I find actually that I have not created so many products however most of those produced represented a moment in time, they created a platform on which to build more multi-faceted design studio, constantly evolving and offering product development through to ‘proof of concept’ models, innovation, creative / art direction etc.
Can you tell us the story behind the products you developed with adidas?
My work with adidas started in 2008 when I was invited to work on a project especially for launch during the 2012 Olympics in London. The brief was to propose ‘new ways’ for making performance footwear and to look at technologies which existed at that time outside of the regular supply chain and technologies which were more common place in other industry.
I remember we had a tour of the making facility and were introduced to footwear production as I had not worked on any footwear prior to starting the project. It was explained that usually there were 16 + separate components which could make up a shoe, this stuck with me and from the very start of the project I was a little obsessed with trying to create a single piece upper without compromising the functionality and performance requirements.
I focussed early on with an interest to produce a knitted upper and the project developed over the 4 years working with adidas developers until launching at the Games in 2012. We achieved the single piece upper and in turn one of the lightest and most sustainable products ever for the brand.
During the development of the knit project I was asked to continue to work and propose other projects and develop new technologies.
More recently we are starting to see the results of the past 5 or 6 years come to the surface, both in more in-line products and more specifically with the current series of Futurecraft projects illustrating a point of view and statement of intent for the brand moving forward.

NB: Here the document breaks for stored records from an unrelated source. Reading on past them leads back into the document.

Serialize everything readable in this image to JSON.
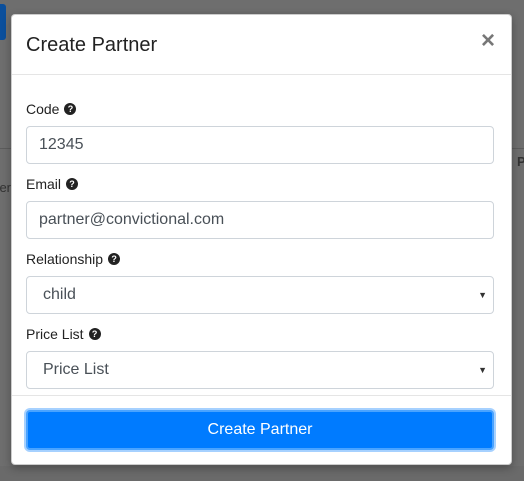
{
  "modal": {
    "title": "Create Partner",
    "close_label": "×"
  },
  "form": {
    "code": {
      "label": "Code",
      "value": "12345",
      "help_icon": "question-circle-icon"
    },
    "email": {
      "label": "Email",
      "value": "partner@convictional.com",
      "help_icon": "question-circle-icon"
    },
    "relationship": {
      "label": "Relationship",
      "selected": "child",
      "help_icon": "question-circle-icon"
    },
    "price_list": {
      "label": "Price List",
      "selected": "Price List",
      "help_icon": "question-circle-icon"
    }
  },
  "footer": {
    "submit_label": "Create Partner"
  },
  "colors": {
    "primary": "#007bff",
    "overlay": "#6e6e6e"
  }
}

One highlight of 2015 was having the opportunity to work on the Parley project presented in the UN in June.
Are you interested in other fields linked to advanced technological materials?
Absolutely and there are many areas where I can imagine the benefits of research we are undertaking in other industry and also the kind of way that we are working as a studio building a network of scientists / chemists / engineers etc. In the world of technology and textiles in particular there is huge potential and we only just scratch the surface.
Is there any designer you appreciate a lot?
I very much appreciate different designers for different reasons, some purely for formal and aesthetic understanding and producing everyday products we can live with and others who are not afraid to challenge the conventional. From a more classic reference point I admire designers such as Saarinen, Eames and Castiglioni, not only for the more famous known pieces of work but more for the way of working in multi faceted progressive studio’s, working on such a variety of projects.
Do you have a favourite material to work with?
I wouldn’t say I have a favourite material to work with, as mentioned already I think textiles has of course huge potential but I also enjoy the challenge of working and understanding all materials.
Is there a book or a manifesto which opened your eyes about design?
Not sure there is singular book or manifesto to open my eyes, I feel very fortunate to have met and both talk to and listen to some of the top designers, fashion designer and photographers in the world who have very much been my inspiration in their absolute focus to create exactly what they imagine and without compromise, this is so important!
Which books are on your bedside table?
…I am actually in a moment of reading books which are a little more business related, ‘think like a freak’ Steven D. Levitt and Stephen J. Dubner, ‘how to think fast and slow’ Daniel Kahneman, more strategy based and creative thinking which can be applied to multiple scenario, these books are sitting on top of Modernist Estates by Stefi Orazi.
The last word…
Interview: Dennis Moya & Tiffany Bähler — 02.16
Credits: adidas FutureCraft ©adidas, other pictures ©Alexander Taylor.